Dr. Kwame Amponsah-Achiano
The Ghana Health Service (GHS) will from October 26 begin the roll-out of the Pfizer and Moderna vaccines, in the second phase of vaccination, across the country.
The first phase of the vaccine roll-out was aimed at the most vulnerable in the population such as the elderly, individuals with underlying health conditions and frontline health personnel.
The second phase which has the target of administering around 3 million doses, is opened to the public.
At a press briefing in Accra, Programme Manager of the Expanded Programme of Immunization (EPI), Dr. Kwame Amponsah-Achiano said the Bono, Bono East, and Eastern regions will start the second phase of the exercise on October 26.
It would then progress to the Western North and Central Region on October 27th and 28th respectively. The first week in November will see the vaccine available to people present in the Ahafo, Ashanti, Greater Accra, North East, Northern, Oti, Savannah, Upper West and Volta regions. The Upper East Region will, however, begin its vaccination in the second week of November.

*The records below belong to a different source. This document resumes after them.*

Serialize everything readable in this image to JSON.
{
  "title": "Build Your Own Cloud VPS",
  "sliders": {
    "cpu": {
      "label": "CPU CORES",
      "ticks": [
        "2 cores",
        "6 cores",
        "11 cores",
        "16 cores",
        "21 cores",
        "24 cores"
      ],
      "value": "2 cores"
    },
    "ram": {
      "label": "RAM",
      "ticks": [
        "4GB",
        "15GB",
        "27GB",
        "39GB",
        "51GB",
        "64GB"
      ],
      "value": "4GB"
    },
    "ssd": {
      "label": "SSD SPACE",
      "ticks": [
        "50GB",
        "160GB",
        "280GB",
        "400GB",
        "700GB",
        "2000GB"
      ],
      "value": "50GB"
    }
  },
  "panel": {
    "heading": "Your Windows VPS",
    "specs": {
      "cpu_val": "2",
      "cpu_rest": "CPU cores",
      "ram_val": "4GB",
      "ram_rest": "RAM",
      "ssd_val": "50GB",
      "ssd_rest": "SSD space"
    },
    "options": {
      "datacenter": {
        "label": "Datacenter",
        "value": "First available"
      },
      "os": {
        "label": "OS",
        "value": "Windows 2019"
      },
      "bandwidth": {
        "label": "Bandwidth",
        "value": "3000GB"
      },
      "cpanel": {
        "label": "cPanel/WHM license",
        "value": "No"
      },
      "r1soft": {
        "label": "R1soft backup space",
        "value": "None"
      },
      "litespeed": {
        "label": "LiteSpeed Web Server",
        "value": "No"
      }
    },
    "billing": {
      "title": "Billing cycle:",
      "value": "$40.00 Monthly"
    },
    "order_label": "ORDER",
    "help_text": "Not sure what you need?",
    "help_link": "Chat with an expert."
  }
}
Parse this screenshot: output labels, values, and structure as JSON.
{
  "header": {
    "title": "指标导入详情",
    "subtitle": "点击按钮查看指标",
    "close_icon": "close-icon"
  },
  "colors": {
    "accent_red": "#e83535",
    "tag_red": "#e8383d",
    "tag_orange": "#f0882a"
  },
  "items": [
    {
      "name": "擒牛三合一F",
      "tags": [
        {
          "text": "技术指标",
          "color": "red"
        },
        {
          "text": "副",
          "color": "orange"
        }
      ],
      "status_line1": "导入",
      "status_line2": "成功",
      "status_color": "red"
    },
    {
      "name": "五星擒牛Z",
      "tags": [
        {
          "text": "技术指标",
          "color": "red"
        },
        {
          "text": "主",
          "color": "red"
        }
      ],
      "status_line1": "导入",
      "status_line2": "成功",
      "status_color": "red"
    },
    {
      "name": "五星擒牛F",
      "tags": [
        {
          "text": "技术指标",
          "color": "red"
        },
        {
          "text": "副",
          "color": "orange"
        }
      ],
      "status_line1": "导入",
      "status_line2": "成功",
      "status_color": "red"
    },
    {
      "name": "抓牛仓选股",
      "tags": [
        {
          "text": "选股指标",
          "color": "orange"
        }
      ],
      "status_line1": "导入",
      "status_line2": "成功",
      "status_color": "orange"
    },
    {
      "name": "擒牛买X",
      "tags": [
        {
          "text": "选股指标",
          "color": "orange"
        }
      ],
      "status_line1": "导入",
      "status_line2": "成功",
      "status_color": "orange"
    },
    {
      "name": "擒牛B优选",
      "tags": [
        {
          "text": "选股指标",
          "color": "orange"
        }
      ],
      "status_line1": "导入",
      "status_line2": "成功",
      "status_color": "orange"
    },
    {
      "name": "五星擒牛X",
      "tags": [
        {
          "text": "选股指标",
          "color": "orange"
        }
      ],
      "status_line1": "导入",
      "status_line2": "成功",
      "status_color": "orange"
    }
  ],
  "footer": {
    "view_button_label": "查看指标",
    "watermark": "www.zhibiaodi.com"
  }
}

He stressed that getting a large number of the population vaccinated was a major goal of the government and said the GHS is committed in making it available to the public.
Covid-19 vaccination begun on March 21st with AstraZeneca and later the National Development and Vaccination Plan (NDVP) approved four more vaccines to be administered in the country namely, Sputnik-V, Johnson & Johnson, Moderna and Pfizer.
Dr. Amponsah-Achiano indicated that a total of 7,339,330 vaccines have so far been received with AstraZeneca constituting more than 60 per cent (4,335,970).
“Sputnik-V, 21,000 doses, Johnson & Johnson, 422,450 doses, Moderna, 1,229,620 doses and Pfizer 1,330,290 doses have been received. The total number of vaccines administered in the country currently stands at 2, 842, 857,” he said.
Director-General of GHS, Dr. Patrick Kuma-Aboagye stated, “The GHS has started to expand the vaccination exercise to the general population in order to achieve herd immunity and subsequently reduce the burden of the disease.”
He entreated the public to take advantage of the exercise to get vaccinated saying, “Once you are vaccinated, you significantly limit the chain of spread, you protect others around you and even if you get infected with the COVID-19 virus, you are likely to develop a less severe form of the disease and may not require hospital admission- thus helping reduce the patient load on the health system.”
World Health Organization (WHO) representative to Ghana, Dr. Francis Kasolo, commended the country in its effort to continuously acquire vaccines.
He stated, “Vaccines will complement the existing public health measures to allow Ghana to go back to normal and for some of the existing restrictions to be permanently lifted.”
“The global vaccine supply challenges continue to impact negatively on the National Deployment Plan but this is gradually improving as more vaccines become available.”
He encouraged the public to continue to adhere to the WHO Covid-19 safety protocols.
Jamila AkweleyOkertchiri& Abigail Adeyemi